The court stated that CGS 31-51q on its face extends federal and state constitutional protections by providing coverage for private as well as government employees and imposing liability on private as well as government employers. The court stated that a “clear prerequisite” to the application of the statute is that the speech is constitutionally protected.

The court noted that case law on employees' First Amendment rights addresses claims against government employers because there is no First Amendment violation without state action. The court looked at the applicable principles governing employee speech which recognize the government's interest as an employer in regulating its employees' speech and balance an employee's interests as a citizen to comment on matters of public concern with the state's interest as an employer in promoting efficiency in public services. In earlier cases, the U.S. Supreme Court stated that if a government employee's speech cannot be characterized as speech on a matter of public concern, it is unnecessary to scrutinize the reasons for discharge (Connick v. Meyers, 46a U.S. 138 (1983), Pickering v. Board of Education, 391 U.S. 563 (1968)).

The court stated that the ruling in Garcetti added a “threshold layer of analysis” that first requires a court to determine whether an employee is speaking pursuant to his or her official duties before considering any other parts of the analysis. The court determined that the Garcetti rule applied to private employment and disagreed with precedents that limited the rule to public employment, finding that such a limitation afforded private employees broader speech protection under the First Amendment than public employees. The court emphasized the “general rule that private employees are generally entitled to less First Amendment protection than public employees” and read Garcetti to affirm every employer's right to control its employees' official job-related speech. The court concluded that Garcetti applied to CGS 31-51q claims brought on First Amendment grounds brought against private employers.

The court noted that applying the Garcetti rule mitigates the potential constitutional risks of bringing two competing sets of expressive rights (the employee's and the employer's) into conflict. The court stated that the Garcetti rule allows courts to avoid the “constitutionally untenable task” of choosing sides in a work-related viewpoint dispute between two private actors. Thus, the Garcetti rule is a “threshold matter” before considering the remainder of the analysis.

To determine whether an employee's speech falls within his or her official duties, the court considered whether the speech was in furtherance of the employee's duties or “part-and-parcel of his concerns about his ability to properly execute his duties.” While, neither the court in Perez-Dickson or the U.S. Supreme Court in Garcetti relied on such a test, the Garcetti opinion suggested, and various circuit courts subsequently applied, such a test.
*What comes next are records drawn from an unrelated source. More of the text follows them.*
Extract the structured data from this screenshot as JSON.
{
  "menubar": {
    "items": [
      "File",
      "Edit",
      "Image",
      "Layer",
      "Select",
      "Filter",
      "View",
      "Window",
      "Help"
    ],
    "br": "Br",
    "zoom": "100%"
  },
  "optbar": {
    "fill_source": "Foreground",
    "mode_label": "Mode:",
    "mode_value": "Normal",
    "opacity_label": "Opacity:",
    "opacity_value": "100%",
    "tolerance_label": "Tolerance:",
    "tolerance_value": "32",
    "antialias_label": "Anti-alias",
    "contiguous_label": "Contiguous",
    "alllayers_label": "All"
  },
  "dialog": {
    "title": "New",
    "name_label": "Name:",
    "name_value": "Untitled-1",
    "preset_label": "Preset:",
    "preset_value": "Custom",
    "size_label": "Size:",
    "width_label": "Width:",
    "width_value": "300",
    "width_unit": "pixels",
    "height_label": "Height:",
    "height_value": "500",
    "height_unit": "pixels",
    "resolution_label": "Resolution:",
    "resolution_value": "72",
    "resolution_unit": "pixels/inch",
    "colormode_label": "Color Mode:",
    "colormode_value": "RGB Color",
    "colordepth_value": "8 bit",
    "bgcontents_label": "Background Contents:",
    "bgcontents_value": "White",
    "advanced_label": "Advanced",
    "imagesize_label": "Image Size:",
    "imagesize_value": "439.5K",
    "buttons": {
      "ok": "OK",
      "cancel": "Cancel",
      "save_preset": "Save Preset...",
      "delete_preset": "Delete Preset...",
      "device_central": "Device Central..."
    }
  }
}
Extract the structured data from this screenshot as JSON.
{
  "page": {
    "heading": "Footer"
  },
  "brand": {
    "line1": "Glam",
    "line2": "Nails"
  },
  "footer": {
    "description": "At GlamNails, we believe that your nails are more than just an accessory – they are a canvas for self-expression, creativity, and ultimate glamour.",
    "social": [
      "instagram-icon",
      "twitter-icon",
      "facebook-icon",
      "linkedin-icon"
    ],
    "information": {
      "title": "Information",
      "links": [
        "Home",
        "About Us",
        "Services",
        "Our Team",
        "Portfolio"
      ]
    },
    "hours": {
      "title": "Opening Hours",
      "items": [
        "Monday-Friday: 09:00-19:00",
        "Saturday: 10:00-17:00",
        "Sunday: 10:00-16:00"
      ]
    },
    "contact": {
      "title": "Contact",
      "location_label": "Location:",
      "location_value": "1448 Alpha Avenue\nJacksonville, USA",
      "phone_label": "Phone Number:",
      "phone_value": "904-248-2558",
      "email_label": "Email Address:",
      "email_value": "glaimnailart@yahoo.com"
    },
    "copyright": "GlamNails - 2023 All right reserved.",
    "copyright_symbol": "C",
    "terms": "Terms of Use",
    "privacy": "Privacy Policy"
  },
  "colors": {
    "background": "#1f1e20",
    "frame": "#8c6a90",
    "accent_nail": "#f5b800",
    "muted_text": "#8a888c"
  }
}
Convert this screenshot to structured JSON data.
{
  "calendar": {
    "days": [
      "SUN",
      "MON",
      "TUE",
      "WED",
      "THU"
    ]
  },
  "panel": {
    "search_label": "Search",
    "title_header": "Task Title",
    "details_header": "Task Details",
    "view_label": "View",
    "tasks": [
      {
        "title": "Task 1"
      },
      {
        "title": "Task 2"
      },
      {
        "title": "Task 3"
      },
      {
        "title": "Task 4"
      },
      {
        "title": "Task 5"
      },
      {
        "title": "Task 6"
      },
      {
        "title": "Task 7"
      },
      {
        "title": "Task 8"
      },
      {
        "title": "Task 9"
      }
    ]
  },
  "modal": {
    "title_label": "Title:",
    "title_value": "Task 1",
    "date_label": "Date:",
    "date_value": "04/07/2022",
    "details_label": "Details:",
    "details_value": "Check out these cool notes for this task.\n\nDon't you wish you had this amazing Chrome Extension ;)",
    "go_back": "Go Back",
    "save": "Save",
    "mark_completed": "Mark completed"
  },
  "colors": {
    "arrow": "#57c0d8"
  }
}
The court declined to consider whether the state constitution provided broader speech protections to employees than the First Amendment, finding that the pathologist's speech was not protected under the pre-Garcetti standard applicable to CGS 31-51q claims brought on either First Amendment or state constitutional grounds. This standard requires the court to balance the “interests of the employee, as a citizen, in commenting upon matters of public concern and the interest of the state, as an employer, in promoting the efficiency of the public services it performs,” when the employee's speech can be “fairly characterized as constituting speech on a matter of public concern.” Speech that is not on a matter of public concern is not protected, and the employee cannot sue to protect it. The court found that, while the pathologist's speech concerned the public, due to the pathologist's insubordination, among other things, the laboratory's interests outweighed the pathologist's.


The court ordered the trial court to enter a judgment for the defendant on the CGS 31-51q claim.